(SUPPLIED DATA)

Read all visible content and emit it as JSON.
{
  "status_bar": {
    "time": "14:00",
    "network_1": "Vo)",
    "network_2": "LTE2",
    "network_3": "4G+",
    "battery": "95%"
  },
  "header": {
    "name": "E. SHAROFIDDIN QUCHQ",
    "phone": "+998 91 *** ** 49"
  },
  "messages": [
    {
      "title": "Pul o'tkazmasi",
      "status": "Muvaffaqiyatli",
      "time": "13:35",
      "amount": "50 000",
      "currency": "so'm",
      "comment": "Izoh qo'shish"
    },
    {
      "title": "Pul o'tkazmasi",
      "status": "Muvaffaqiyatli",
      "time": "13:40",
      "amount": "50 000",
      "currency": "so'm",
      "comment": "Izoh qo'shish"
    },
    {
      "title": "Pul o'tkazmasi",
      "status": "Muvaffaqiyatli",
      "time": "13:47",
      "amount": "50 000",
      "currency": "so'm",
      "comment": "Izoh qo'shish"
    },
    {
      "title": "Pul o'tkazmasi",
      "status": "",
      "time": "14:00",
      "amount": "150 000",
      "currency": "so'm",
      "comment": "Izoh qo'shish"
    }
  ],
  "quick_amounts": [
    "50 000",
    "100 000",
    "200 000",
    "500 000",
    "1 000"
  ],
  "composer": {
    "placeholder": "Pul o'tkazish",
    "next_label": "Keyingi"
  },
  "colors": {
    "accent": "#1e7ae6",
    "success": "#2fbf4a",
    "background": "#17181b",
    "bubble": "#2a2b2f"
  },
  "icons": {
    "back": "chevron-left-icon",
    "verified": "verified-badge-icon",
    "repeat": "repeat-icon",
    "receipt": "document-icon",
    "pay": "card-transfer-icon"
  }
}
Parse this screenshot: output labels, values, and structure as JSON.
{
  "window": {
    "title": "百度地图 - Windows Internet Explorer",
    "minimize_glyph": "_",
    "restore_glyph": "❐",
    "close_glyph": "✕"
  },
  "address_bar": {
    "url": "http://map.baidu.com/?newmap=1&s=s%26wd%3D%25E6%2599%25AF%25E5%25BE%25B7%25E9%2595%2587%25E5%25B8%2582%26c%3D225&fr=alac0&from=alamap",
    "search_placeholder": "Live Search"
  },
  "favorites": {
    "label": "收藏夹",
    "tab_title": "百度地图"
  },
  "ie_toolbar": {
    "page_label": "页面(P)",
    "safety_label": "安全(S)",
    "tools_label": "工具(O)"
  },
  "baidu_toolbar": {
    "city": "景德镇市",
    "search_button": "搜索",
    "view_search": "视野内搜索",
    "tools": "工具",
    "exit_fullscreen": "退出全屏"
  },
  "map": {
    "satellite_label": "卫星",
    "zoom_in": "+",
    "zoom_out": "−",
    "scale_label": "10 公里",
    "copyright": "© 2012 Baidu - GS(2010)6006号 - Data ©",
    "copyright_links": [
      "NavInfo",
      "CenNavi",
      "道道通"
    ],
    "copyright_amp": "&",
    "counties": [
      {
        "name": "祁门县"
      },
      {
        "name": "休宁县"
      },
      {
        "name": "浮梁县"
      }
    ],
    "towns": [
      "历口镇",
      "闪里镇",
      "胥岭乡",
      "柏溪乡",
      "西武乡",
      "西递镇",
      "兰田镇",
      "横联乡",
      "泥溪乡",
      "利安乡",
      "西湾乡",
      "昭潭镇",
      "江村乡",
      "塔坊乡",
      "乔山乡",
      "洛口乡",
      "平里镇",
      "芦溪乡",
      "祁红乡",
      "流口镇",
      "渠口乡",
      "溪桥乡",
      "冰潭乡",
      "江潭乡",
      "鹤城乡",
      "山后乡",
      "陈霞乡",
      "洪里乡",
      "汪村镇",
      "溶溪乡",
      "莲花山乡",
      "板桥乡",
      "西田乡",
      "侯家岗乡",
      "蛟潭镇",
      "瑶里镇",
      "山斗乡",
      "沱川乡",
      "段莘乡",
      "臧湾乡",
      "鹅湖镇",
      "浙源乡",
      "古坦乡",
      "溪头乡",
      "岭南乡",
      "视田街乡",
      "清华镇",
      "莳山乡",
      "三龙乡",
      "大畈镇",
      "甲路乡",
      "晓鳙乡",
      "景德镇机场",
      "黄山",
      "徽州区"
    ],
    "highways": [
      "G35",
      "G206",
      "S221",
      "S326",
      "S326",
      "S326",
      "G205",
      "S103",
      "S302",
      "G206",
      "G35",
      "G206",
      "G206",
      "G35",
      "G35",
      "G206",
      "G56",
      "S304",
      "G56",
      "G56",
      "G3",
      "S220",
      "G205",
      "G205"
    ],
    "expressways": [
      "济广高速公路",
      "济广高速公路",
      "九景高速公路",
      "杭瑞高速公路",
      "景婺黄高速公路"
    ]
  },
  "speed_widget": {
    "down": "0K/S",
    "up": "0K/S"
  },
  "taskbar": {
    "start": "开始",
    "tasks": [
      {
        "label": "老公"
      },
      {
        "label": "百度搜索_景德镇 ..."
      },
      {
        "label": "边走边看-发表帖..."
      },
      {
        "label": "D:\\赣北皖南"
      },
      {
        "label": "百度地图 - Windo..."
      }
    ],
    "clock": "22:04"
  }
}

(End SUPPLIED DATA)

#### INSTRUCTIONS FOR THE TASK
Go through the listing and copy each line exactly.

#### PROBLEM SOLUTION
Read all visible content and emit it as JSON.
{
  "status_bar": {
    "time": "14:00",
    "network_1": "Vo)",
    "network_2": "LTE2",
    "network_3": "4G+",
    "battery": "95%"
  },
  "header": {
    "name": "E. SHAROFIDDIN QUCHQ",
    "phone": "+998 91 *** ** 49"
  },
  "messages": [
    {
      "title": "Pul o'tkazmasi",
      "status": "Muvaffaqiyatli",
      "time": "13:35",
      "amount": "50 000",
      "currency": "so'm",
      "comment": "Izoh qo'shish"
    },
    {
      "title": "Pul o'tkazmasi",
      "status": "Muvaffaqiyatli",
      "time": "13:40",
      "amount": "50 000",
      "currency": "so'm",
      "comment": "Izoh qo'shish"
    },
    {
      "title": "Pul o'tkazmasi",
      "status": "Muvaffaqiyatli",
      "time": "13:47",
      "amount": "50 000",
      "currency": "so'm",
      "comment": "Izoh qo'shish"
    },
    {
      "title": "Pul o'tkazmasi",
      "status": "",
      "time": "14:00",
      "amount": "150 000",
      "currency": "so'm",
      "comment": "Izoh qo'shish"
    }
  ],
  "quick_amounts": [
    "50 000",
    "100 000",
    "200 000",
    "500 000",
    "1 000"
  ],
  "composer": {
    "placeholder": "Pul o'tkazish",
    "next_label": "Keyingi"
  },
  "colors": {
    "accent": "#1e7ae6",
    "success": "#2fbf4a",
    "background": "#17181b",
    "bubble": "#2a2b2f"
  },
  "icons": {
    "back": "chevron-left-icon",
    "verified": "verified-badge-icon",
    "repeat": "repeat-icon",
    "receipt": "document-icon",
    "pay": "card-transfer-icon"
  }
}
Parse this screenshot: output labels, values, and structure as JSON.
{
  "window": {
    "title": "百度地图 - Windows Internet Explorer",
    "minimize_glyph": "_",
    "restore_glyph": "❐",
    "close_glyph": "✕"
  },
  "address_bar": {
    "url": "http://map.baidu.com/?newmap=1&s=s%26wd%3D%25E6%2599%25AF%25E5%25BE%25B7%25E9%2595%2587%25E5%25B8%2582%26c%3D225&fr=alac0&from=alamap",
    "search_placeholder": "Live Search"
  },
  "favorites": {
    "label": "收藏夹",
    "tab_title": "百度地图"
  },
  "ie_toolbar": {
    "page_label": "页面(P)",
    "safety_label": "安全(S)",
    "tools_label": "工具(O)"
  },
  "baidu_toolbar": {
    "city": "景德镇市",
    "search_button": "搜索",
    "view_search": "视野内搜索",
    "tools": "工具",
    "exit_fullscreen": "退出全屏"
  },
  "map": {
    "satellite_label": "卫星",
    "zoom_in": "+",
    "zoom_out": "−",
    "scale_label": "10 公里",
    "copyright": "© 2012 Baidu - GS(2010)6006号 - Data ©",
    "copyright_links": [
      "NavInfo",
      "CenNavi",
      "道道通"
    ],
    "copyright_amp": "&",
    "counties": [
      {
        "name": "祁门县"
      },
      {
        "name": "休宁县"
      },
      {
        "name": "浮梁县"
      }
    ],
    "towns": [
      "历口镇",
      "闪里镇",
      "胥岭乡",
      "柏溪乡",
      "西武乡",
      "西递镇",
      "兰田镇",
      "横联乡",
      "泥溪乡",
      "利安乡",
      "西湾乡",
      "昭潭镇",
      "江村乡",
      "塔坊乡",
      "乔山乡",
      "洛口乡",
      "平里镇",
      "芦溪乡",
      "祁红乡",
      "流口镇",
      "渠口乡",
      "溪桥乡",
      "冰潭乡",
      "江潭乡",
      "鹤城乡",
      "山后乡",
      "陈霞乡",
      "洪里乡",
      "汪村镇",
      "溶溪乡",
      "莲花山乡",
      "板桥乡",
      "西田乡",
      "侯家岗乡",
      "蛟潭镇",
      "瑶里镇",
      "山斗乡",
      "沱川乡",
      "段莘乡",
      "臧湾乡",
      "鹅湖镇",
      "浙源乡",
      "古坦乡",
      "溪头乡",
      "岭南乡",
      "视田街乡",
      "清华镇",
      "莳山乡",
      "三龙乡",
      "大畈镇",
      "甲路乡",
      "晓鳙乡",
      "景德镇机场",
      "黄山",
      "徽州区"
    ],
    "highways": [
      "G35",
      "G206",
      "S221",
      "S326",
      "S326",
      "S326",
      "G205",
      "S103",
      "S302",
      "G206",
      "G35",
      "G206",
      "G206",
      "G35",
      "G35",
      "G206",
      "G56",
      "S304",
      "G56",
      "G56",
      "G3",
      "S220",
      "G205",
      "G205"
    ],
    "expressways": [
      "济广高速公路",
      "济广高速公路",
      "九景高速公路",
      "杭瑞高速公路",
      "景婺黄高速公路"
    ]
  },
  "speed_widget": {
    "down": "0K/S",
    "up": "0K/S"
  },
  "taskbar": {
    "start": "开始",
    "tasks": [
      {
        "label": "老公"
      },
      {
        "label": "百度搜索_景德镇 ..."
      },
      {
        "label": "边走边看-发表帖..."
      },
      {
        "label": "D:\\赣北皖南"
      },
      {
        "label": "百度地图 - Windo..."
      }
    ],
    "clock": "22:04"
  }
}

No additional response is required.